“The ISAF troops, however, were not aware that the insurgents were once again using civilians as human shields. If this information had been known by ISAF troops, no ordnance would have been used.
“Tragically, it is believed that eight civilians were killed as a result of the air strike. This terrible incident again shows the insurgents’ blatant disregard for the lives of Afghan people.”
First of all, I have a hard time reading our team’s military spin claiming that if they knew there were firing on an area that might have civilians in it, “no ordnance would have been used.” A week ago we dropped two one-ton bombs and several 500-pound bombs on a single village where we knew civilians were, which resulted in around 100 casualties, U.S. military protests notwithstanding. When any government shells out X number of $2,000 reparations, you can bet they are pretty darn sure they believe X number of civilians were killed. (The military’s “rebuttal” astounds me: “See, we only killed thirty innocent people! See! We do care!“) Noah at Danger Room, hardly a peacenik hangout, said:
A pair of one-ton bombs in a single village — plus eight more runs of 500-pound bombs? That is a lot of firepower.
“[N]o ordinance would have been used.” At the latest end of a trend line ending in a record amount of ordinance being dropped on Afghanistan. Right.

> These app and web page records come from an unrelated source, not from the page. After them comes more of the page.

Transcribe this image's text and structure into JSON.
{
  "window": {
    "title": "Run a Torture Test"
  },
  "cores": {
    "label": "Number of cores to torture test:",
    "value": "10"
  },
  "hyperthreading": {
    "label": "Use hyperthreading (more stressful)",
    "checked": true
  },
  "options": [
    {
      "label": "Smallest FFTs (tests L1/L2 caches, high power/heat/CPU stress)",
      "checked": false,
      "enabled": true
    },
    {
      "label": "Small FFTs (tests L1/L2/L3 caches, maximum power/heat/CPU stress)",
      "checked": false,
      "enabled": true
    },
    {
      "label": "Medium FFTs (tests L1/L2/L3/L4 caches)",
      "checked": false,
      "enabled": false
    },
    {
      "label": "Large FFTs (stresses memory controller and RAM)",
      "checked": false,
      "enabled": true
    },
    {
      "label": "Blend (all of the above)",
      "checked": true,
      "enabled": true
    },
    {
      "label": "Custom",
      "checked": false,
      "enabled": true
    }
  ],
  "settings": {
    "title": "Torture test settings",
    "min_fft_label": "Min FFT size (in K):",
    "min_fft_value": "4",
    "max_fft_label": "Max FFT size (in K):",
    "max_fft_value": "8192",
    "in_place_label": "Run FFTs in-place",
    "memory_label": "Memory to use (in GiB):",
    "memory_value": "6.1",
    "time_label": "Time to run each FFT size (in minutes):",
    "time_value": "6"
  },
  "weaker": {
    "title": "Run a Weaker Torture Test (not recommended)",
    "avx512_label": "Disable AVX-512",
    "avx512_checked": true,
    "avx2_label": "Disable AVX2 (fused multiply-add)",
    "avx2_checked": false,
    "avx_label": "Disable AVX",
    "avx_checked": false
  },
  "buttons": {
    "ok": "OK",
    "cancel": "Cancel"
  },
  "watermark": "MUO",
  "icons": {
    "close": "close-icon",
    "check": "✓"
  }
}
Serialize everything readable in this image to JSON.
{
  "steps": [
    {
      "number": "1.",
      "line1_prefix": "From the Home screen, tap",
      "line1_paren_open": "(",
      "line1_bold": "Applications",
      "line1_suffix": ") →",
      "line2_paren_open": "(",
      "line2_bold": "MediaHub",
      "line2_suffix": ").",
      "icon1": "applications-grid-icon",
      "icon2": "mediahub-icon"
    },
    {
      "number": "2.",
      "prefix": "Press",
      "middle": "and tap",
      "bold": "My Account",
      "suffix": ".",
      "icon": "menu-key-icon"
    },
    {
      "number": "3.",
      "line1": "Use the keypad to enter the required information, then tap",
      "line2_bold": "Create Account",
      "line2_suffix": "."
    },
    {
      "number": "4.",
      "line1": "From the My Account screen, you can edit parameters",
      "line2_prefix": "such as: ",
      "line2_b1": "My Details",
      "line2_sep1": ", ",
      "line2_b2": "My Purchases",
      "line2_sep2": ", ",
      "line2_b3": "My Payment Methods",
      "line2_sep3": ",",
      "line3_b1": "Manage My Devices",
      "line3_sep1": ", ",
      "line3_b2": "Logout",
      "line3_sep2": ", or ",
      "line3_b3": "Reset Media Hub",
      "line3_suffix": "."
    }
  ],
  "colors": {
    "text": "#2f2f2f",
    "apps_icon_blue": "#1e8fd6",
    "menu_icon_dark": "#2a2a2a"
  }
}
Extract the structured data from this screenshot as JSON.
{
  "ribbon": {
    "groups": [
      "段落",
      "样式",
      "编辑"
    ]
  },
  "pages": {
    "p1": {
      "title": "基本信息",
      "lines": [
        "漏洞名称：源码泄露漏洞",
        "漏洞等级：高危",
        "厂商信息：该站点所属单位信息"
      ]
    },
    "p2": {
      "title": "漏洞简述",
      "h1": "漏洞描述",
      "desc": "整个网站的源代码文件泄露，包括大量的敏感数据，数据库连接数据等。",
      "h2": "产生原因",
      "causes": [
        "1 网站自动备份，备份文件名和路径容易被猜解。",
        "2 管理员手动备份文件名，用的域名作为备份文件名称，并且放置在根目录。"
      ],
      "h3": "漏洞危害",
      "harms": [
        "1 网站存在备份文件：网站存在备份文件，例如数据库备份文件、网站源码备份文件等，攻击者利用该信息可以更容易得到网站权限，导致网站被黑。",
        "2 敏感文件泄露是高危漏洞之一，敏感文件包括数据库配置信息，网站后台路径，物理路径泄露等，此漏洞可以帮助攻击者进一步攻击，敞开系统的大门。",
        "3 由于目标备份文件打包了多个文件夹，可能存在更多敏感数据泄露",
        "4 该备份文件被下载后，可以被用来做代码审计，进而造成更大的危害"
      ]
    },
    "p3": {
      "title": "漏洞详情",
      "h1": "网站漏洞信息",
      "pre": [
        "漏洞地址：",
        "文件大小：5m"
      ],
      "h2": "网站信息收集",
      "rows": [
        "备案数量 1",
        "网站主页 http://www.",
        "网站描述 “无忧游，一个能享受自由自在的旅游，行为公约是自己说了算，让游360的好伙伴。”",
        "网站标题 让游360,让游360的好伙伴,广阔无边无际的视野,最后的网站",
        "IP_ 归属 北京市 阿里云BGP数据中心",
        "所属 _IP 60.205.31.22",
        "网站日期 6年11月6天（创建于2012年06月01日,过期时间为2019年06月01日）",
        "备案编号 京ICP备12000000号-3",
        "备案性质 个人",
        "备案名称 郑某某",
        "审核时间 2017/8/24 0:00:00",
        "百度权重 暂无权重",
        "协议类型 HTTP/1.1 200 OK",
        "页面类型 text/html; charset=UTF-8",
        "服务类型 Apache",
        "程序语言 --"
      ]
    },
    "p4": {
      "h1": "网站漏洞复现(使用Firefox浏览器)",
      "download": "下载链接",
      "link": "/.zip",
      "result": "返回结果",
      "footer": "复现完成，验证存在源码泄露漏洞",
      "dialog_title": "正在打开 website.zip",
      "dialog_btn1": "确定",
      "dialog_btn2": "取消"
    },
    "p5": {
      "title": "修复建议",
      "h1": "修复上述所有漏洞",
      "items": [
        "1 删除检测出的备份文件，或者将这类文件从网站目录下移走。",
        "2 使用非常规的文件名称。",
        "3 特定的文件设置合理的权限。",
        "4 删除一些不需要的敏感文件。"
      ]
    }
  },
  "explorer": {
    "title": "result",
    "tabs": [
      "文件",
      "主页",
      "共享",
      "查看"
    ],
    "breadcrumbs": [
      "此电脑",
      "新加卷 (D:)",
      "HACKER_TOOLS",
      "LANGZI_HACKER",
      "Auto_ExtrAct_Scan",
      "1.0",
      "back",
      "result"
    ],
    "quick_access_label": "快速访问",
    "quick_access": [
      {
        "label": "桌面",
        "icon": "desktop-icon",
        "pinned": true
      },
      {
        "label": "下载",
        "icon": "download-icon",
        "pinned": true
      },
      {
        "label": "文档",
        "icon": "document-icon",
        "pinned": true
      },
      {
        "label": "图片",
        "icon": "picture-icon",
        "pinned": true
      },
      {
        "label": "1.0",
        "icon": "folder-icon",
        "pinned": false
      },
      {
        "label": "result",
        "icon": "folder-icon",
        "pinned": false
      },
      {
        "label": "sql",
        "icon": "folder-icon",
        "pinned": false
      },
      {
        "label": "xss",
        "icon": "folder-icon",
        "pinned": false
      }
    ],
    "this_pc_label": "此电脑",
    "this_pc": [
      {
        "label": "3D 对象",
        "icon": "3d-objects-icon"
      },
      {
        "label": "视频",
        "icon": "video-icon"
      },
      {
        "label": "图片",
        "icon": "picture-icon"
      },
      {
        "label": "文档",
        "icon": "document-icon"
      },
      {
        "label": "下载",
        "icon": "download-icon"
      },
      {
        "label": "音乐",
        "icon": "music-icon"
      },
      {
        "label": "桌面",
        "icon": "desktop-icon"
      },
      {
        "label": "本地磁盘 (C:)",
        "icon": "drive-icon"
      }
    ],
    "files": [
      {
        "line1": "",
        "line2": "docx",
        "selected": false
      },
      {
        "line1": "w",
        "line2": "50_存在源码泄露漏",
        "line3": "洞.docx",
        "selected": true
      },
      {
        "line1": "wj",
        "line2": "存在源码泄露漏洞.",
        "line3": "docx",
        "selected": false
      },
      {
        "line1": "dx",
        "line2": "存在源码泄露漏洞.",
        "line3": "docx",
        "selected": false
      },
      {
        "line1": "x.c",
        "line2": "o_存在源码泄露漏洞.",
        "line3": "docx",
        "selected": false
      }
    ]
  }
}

Second, given the history here, the insurgents are not the only ones showing a blatant disregard for the lives of the Afghan people. We absolutely know that air strikes in support of ground troops in an active engagement have been responsible for more than 2/3 of the casualties caused by coalition troops. We know that for a fact and have known it for years. Yet, we continue to use them, and basically told Karzai to go to hell when he insisted we stop. We’ve done the math and concluded it’s just not worth it for us to change the way we operate so that we avoid these mass killings. That is the definition of blatant disregard.
If we wanted to show regard for human life, we’d give up on the ends we seek that we cannot find a way to get without taking a human life. But that would be logical, humane, and maybe a little bit Christian, three things that have nothing to do with war.
FYI, the Senate is about to vote on supplemental war funding. The Episcopal Peace Fellowship is pushing supporters to call in today and tell your senators to vote against war funding. Join in:
Congressional Switchboard Number: 1-800-517-5696
This must stop. We need to let our elected representatives know we want them to end the war. If they won’t do it, we need to step outside of the normal channels and plan a civil disobedeience campaign to ratchet up the pressure. But Christians in Iraq and Afghanistan can stop this right now: lay down your weapons and refuse to follow orders that would result in the deaths of other human beings.